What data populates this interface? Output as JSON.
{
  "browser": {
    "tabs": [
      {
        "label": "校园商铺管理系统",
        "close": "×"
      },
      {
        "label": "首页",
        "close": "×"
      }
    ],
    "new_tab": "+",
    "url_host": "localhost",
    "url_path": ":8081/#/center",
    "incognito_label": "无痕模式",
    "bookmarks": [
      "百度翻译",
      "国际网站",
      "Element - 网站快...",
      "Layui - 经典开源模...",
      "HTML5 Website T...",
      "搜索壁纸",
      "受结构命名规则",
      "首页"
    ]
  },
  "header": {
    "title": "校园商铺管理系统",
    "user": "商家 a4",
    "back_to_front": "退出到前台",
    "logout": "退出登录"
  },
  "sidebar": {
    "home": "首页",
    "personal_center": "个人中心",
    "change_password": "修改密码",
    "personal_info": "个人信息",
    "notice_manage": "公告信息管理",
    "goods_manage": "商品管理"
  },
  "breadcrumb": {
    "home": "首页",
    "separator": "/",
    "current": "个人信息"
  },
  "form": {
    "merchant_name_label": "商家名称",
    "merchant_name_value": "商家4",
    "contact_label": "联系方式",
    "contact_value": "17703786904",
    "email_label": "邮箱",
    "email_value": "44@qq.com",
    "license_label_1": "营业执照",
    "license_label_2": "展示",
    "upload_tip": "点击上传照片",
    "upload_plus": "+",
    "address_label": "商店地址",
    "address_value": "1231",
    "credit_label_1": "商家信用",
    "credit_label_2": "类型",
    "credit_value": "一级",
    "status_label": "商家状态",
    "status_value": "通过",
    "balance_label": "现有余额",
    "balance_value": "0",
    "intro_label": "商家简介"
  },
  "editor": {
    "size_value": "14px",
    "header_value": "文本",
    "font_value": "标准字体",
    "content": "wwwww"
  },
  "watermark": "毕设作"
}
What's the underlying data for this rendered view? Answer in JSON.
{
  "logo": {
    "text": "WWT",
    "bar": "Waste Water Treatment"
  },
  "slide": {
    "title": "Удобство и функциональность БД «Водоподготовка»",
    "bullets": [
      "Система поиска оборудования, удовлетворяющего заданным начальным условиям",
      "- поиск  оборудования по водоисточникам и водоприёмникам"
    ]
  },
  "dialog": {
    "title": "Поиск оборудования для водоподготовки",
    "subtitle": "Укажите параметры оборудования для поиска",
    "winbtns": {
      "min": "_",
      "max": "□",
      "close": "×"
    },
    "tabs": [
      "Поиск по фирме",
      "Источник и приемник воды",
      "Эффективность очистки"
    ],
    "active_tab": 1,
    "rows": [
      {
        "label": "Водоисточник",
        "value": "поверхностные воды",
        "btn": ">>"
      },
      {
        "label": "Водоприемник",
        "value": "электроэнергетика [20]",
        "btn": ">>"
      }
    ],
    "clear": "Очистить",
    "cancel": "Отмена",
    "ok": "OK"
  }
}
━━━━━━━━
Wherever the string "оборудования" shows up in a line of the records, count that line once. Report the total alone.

RESULT BELOW: 4